Only Keanu Reeves' Hardball is turning to be something of a base hit. The family friendly Little League-set drama dropped only $14 percent in its second weekend, from $9.3 million to $8 million. Its total is $21.1 million through Thursday. Reeves could enjoy his biggest post-Matrix success if audiences continue to play Hardball.
Displaying a Sixth Sense-like tenacity, The Others enjoyed a remarkable 11 percent increase in takings in its seventh week, from $4.5 million to $5 million. The Nicole Kidman chiller likely could scream its way to $100 million. Regardless, The Others ranks as Kidman's biggest hit since Batman Forever.
Legally Blonde is positioning itself as a potential $100 million candidate. Reese Witherspoon's bubbly legal spoof saw its screen count double last weekend, from 649 to 1304, in an effort to provide audiences a lighthearted distraction from the World Trade Center and Pentagon attacks. Earnings increased 74 percent from $764,000 to $1.3 million. Legally Blonde's total now stands at $92.1 million.

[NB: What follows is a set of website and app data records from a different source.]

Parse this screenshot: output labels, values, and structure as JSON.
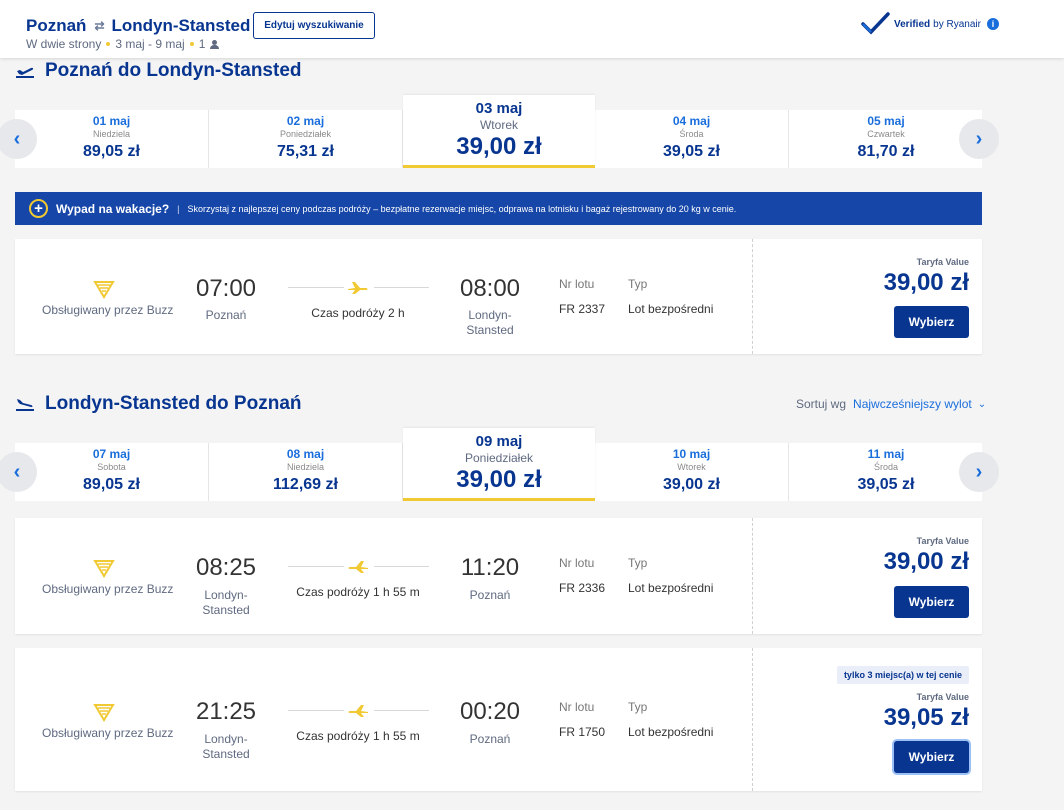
{
  "header": {
    "origin": "Poznań",
    "destination": "Londyn-Stansted",
    "trip_type": "W dwie strony",
    "dates": "3 maj - 9 maj",
    "passengers": "1",
    "edit_label": "Edytuj wyszukiwanie",
    "verified_label": "Verified",
    "verified_by": "by Ryanair",
    "info_glyph": "i"
  },
  "promo": {
    "title": "Wypad na wakacje?",
    "separator": "|",
    "text": "Skorzystaj z najlepszej ceny podczas podróży – bezpłatne rezerwacje miejsc, odprawa na lotnisku i bagaż rejestrowany do 20 kg w cenie."
  },
  "outbound": {
    "title": "Poznań do Londyn-Stansted",
    "dates": [
      {
        "date": "01 maj",
        "weekday": "Niedziela",
        "price": "89,05 zł"
      },
      {
        "date": "02 maj",
        "weekday": "Poniedziałek",
        "price": "75,31 zł"
      },
      {
        "date": "03 maj",
        "weekday": "Wtorek",
        "price": "39,00 zł"
      },
      {
        "date": "04 maj",
        "weekday": "Środa",
        "price": "39,05 zł"
      },
      {
        "date": "05 maj",
        "weekday": "Czwartek",
        "price": "81,70 zł"
      }
    ],
    "flights": [
      {
        "operator": "Obsługiwany przez Buzz",
        "dep_time": "07:00",
        "dep_city": "Poznań",
        "duration": "Czas podróży 2 h",
        "arr_time": "08:00",
        "arr_city": "Londyn-\nStansted",
        "flight_label": "Nr lotu",
        "flight_no": "FR 2337",
        "type_label": "Typ",
        "type": "Lot bezpośredni",
        "fare_label": "Taryfa Value",
        "price": "39,00 zł",
        "button": "Wybierz"
      }
    ]
  },
  "inbound": {
    "title": "Londyn-Stansted do Poznań",
    "sort_label": "Sortuj wg",
    "sort_value": "Najwcześniejszy wylot",
    "dates": [
      {
        "date": "07 maj",
        "weekday": "Sobota",
        "price": "89,05 zł"
      },
      {
        "date": "08 maj",
        "weekday": "Niedziela",
        "price": "112,69 zł"
      },
      {
        "date": "09 maj",
        "weekday": "Poniedziałek",
        "price": "39,00 zł"
      },
      {
        "date": "10 maj",
        "weekday": "Wtorek",
        "price": "39,00 zł"
      },
      {
        "date": "11 maj",
        "weekday": "Środa",
        "price": "39,05 zł"
      }
    ],
    "flights": [
      {
        "operator": "Obsługiwany przez Buzz",
        "dep_time": "08:25",
        "dep_city": "Londyn-\nStansted",
        "duration": "Czas podróży 1 h 55 m",
        "arr_time": "11:20",
        "arr_city": "Poznań",
        "flight_label": "Nr lotu",
        "flight_no": "FR 2336",
        "type_label": "Typ",
        "type": "Lot bezpośredni",
        "fare_label": "Taryfa Value",
        "price": "39,00 zł",
        "button": "Wybierz"
      },
      {
        "operator": "Obsługiwany przez Buzz",
        "dep_time": "21:25",
        "dep_city": "Londyn-\nStansted",
        "duration": "Czas podróży 1 h 55 m",
        "arr_time": "00:20",
        "arr_city": "Poznań",
        "flight_label": "Nr lotu",
        "flight_no": "FR 1750",
        "type_label": "Typ",
        "type": "Lot bezpośredni",
        "badge": "tylko 3 miejsc(a) w tej cenie",
        "fare_label": "Taryfa Value",
        "price": "39,05 zł",
        "button": "Wybierz"
      }
    ]
  },
  "colors": {
    "brand": "#073590",
    "accent": "#f1c933",
    "link": "#1a6edc",
    "promo_bg": "#1546a8"
  }
}
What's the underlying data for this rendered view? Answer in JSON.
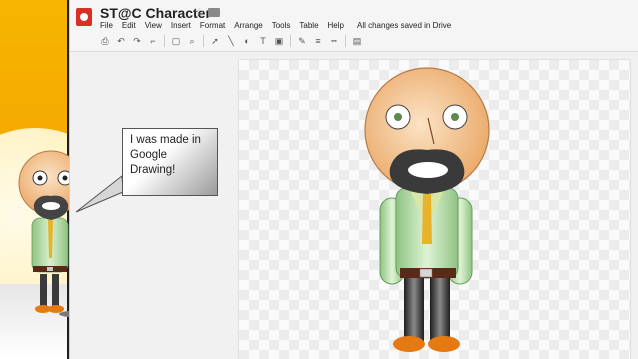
{
  "app": {
    "title": "ST@C Character",
    "menu": [
      "File",
      "Edit",
      "View",
      "Insert",
      "Format",
      "Arrange",
      "Tools",
      "Table",
      "Help"
    ],
    "save_status": "All changes saved in Drive",
    "toolbar_icons": [
      "print-icon",
      "undo-icon",
      "redo-icon",
      "paint-format-icon",
      "fit-icon",
      "zoom-icon",
      "select-icon",
      "line-icon",
      "shape-icon",
      "text-box-icon",
      "image-icon",
      "pen-color-icon",
      "line-weight-icon",
      "line-dash-icon",
      "comment-icon"
    ]
  },
  "speech_bubble": {
    "text": "I was made in Google Drawing!"
  },
  "colors": {
    "stage": "#f4a800",
    "skin": "#f3c08f",
    "shirt": "#a9d29c",
    "vest": "#d9e6a8",
    "tie": "#e8b32a",
    "belt": "#5a2a18",
    "pants": "#3a3a3a",
    "shoes": "#e57a12"
  }
}
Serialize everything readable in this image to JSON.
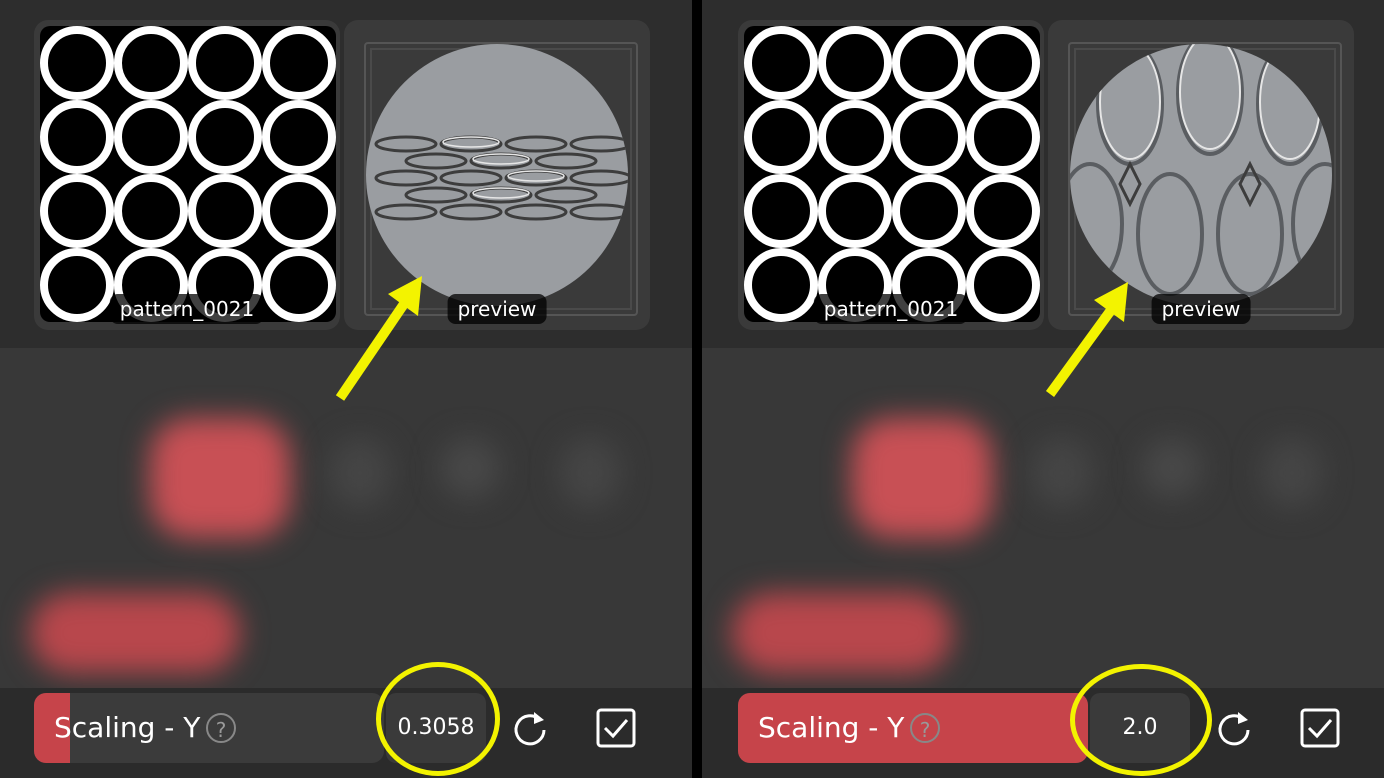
{
  "left": {
    "pattern_label": "pattern_0021",
    "preview_label": "preview",
    "slider": {
      "label": "Scaling - Y",
      "help": "?",
      "fill_fraction": 0.05
    },
    "value": "0.3058"
  },
  "right": {
    "pattern_label": "pattern_0021",
    "preview_label": "preview",
    "slider": {
      "label": "Scaling - Y",
      "help": "?",
      "fill_fraction": 1.0
    },
    "value": "2.0"
  },
  "colors": {
    "accent": "#c6444a",
    "highlight": "#f3f300",
    "panel_bg": "#2d2d2d"
  },
  "icons": [
    "question-icon",
    "reset-icon",
    "checkbox-icon",
    "arrow-icon"
  ]
}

The Christian-themed Megiddo: The Omega Code 2 looks set to join its predecessor as an unlikely and unheralded surprise hit. Megiddo opened last weekend with $1.5 million at 315 sites; The Omega Code made $2.4 million at 305 sites in October 1999. Megiddo lost a number of sites prior to its release because of its occasional Armageddon-styled scenes of destruction. It may not surpass The Omega Code's eventual $12.6 million total, but it has a good shot at a long run in limited release.
The same cannot be said for Mariah Carey's Glitter. Carey couldn't generate much sympathy for her recent health problems, as her oft-delayed starring debut opened at 1,202 sites to a tuneless $2.4 million. That could effectively cut short any aspirations that Carey has of conquering Hollywood. Judging by the lousy reviews, that's music to our ears.